Hip hop artist Big Reeno implores listeners to “don’t forget Minot” in his new video “The Forgotten Disaster.”
The single was released in June, but this week, the Fargo-area performer unveiled a new video that shows scenes of devastation during the flood.
When downloaded from iTunes, proceeds from the single will benefit Hope Village’s efforts toward rebuilding Minot.
“Water hit three feet high/over previous records/homes washed away in a few seconds/Can you imagine the horror or the fear in a child’s eyes?” Big Reeno chants on the single.
The video opens with the all-to-familiar KX News footage of Mayor Curt Zimbleman.
“We’re going to become a lake. It’s hard … it’s hard to accept,” the mayor says in the video, which then fades into a quiet instrumental as scenes of the immediate flood’s aftermath fill the screen
The video was directed by Matt Philipenko for BlindSpot Production. Philipenko also produced the Hope Village video found here , as well as another upcoming video about volunteer life at Hope Village.
“Reeno and I thought the idea up after I did the first Hope Village video for Pastor Paul [Krueger, director of Hope Village],” Philapenko said in an email. “We just figured this was a way we could lend a hand. Reeno wrote and scored the song and we shot and edited the video.”
The video features Big Reeno in various flood-affected areas of Minot, including inside homes.
“Eight million dollars estimated damages to residential properties/It’s a catastrophe,” he sings.
As Big Reeno sits on the front steps of a flooded home, he spells out facts about the flood in the lyrics:
“Two hundred ten million estimated damages to public structures. It’s going to cost a homeowner over 150 grand to rebuild his home. Sixty to 120 grand if the home can be fixed. Most of these folks are low to medium-income earners that can’t afford this. They need help. And then need help right now.”
For those who wish to assist in the rebuild, Hope Villages provides housing and meals and coordinates job assignments. Hope Villages works with the kind of homeowners Big Reeno talks about – those who are the most vulnerable and who cannot get back into their homes without assistance.
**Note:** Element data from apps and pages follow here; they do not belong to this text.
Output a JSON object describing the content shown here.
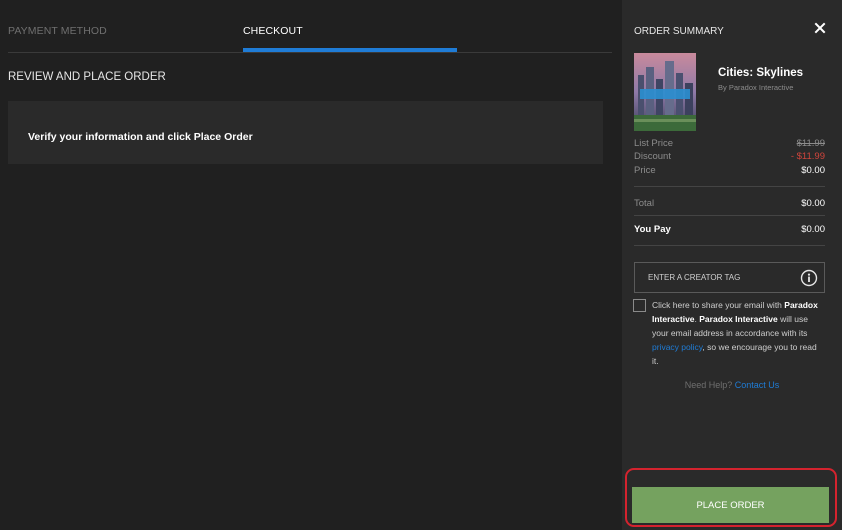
{
  "tabs": [
    {
      "label": "PAYMENT METHOD",
      "active": false
    },
    {
      "label": "CHECKOUT",
      "active": true
    }
  ],
  "review": {
    "title": "REVIEW AND PLACE ORDER",
    "message": "Verify your information and click Place Order"
  },
  "summary": {
    "title": "ORDER SUMMARY",
    "close_icon": "close-icon",
    "product": {
      "name": "Cities: Skylines",
      "publisher": "By Paradox Interactive",
      "thumbnail_icon": "game-cover-image"
    },
    "rows": {
      "list_price": {
        "label": "List Price",
        "value": "$11.99"
      },
      "discount": {
        "label": "Discount",
        "value": "- $11.99"
      },
      "price": {
        "label": "Price",
        "value": "$0.00"
      },
      "total": {
        "label": "Total",
        "value": "$0.00"
      },
      "you_pay": {
        "label": "You Pay",
        "value": "$0.00"
      }
    },
    "creator_tag": {
      "placeholder": "ENTER A CREATOR TAG",
      "value": "",
      "icon": "info-icon"
    },
    "consent": {
      "checked": false,
      "text_1": "Click here to share your email with ",
      "company_1": "Paradox Interactive",
      "text_2": ". ",
      "company_2": "Paradox Interactive",
      "text_3": " will use your email address in accordance with its ",
      "link": "privacy policy",
      "text_4": ", so we encourage you to read it."
    },
    "help": {
      "text": "Need Help? ",
      "link": "Contact Us"
    },
    "place_order_label": "PLACE ORDER"
  },
  "colors": {
    "accent_blue": "#1f7cd6",
    "button_green": "#75a25f",
    "discount_red": "#d0453c",
    "highlight_red": "#d4232e",
    "page_bg": "#202020",
    "panel_bg": "#2a2a2a"
  }
}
“Everything that you worked for gone/Four thousand buildings destroyed might not sound like a lot/But it is in a small town,” he says in the song.
The flood damaged 4,180 homes, businesses, churches and schools in Minot – affecting quarter of the city’s population.
In the song, Reene sings with Minot children decked out in Summer of Hope T-shirts and educates fans about the flood.
“Sixteen hundred families living in FEMA temp units/Wondering if the world cares/We’re pumping up flares/Yelling to the world we’re still here.”
The FEMA numbers have declined a bit since the single was released, but there are still over 1,000 FEMA temporary housing units. Those residents face a deadline to move out of the temporary housing or be forced to pay rent on top of their existing mortgage and repairs on their flood-damaged homes.
Over 15 months later, many other flood survivors still live with family and friends as they struggle to rebuild.
“Every day we’re trying to stay strong, even though the day’s long/Tell the world don’t forget us,” he says.
Big Reeno has been writing and performing music since he was 7. His debut CD “Midwest Heavyweight” was released in 2010, and last year he went on the road with Blizzard Music Tour 2011, which also featured hip hop superstar Nelly.
The song’s refrain summarizes the efforts of Hope Village and the entire Long Term Recovery committee in Minot.
“Help bring an end to the stormy weather of the forgotten disaster/Forget me not/Please forget me not/Don’t forget Minot.”
To donate to Hope Village, click the “Donate Now” link on the menu above. Checks may be sent to Hope Village, c/o Our Savior Lutheran Church, 3705 11th St SW, Minot ND 58701.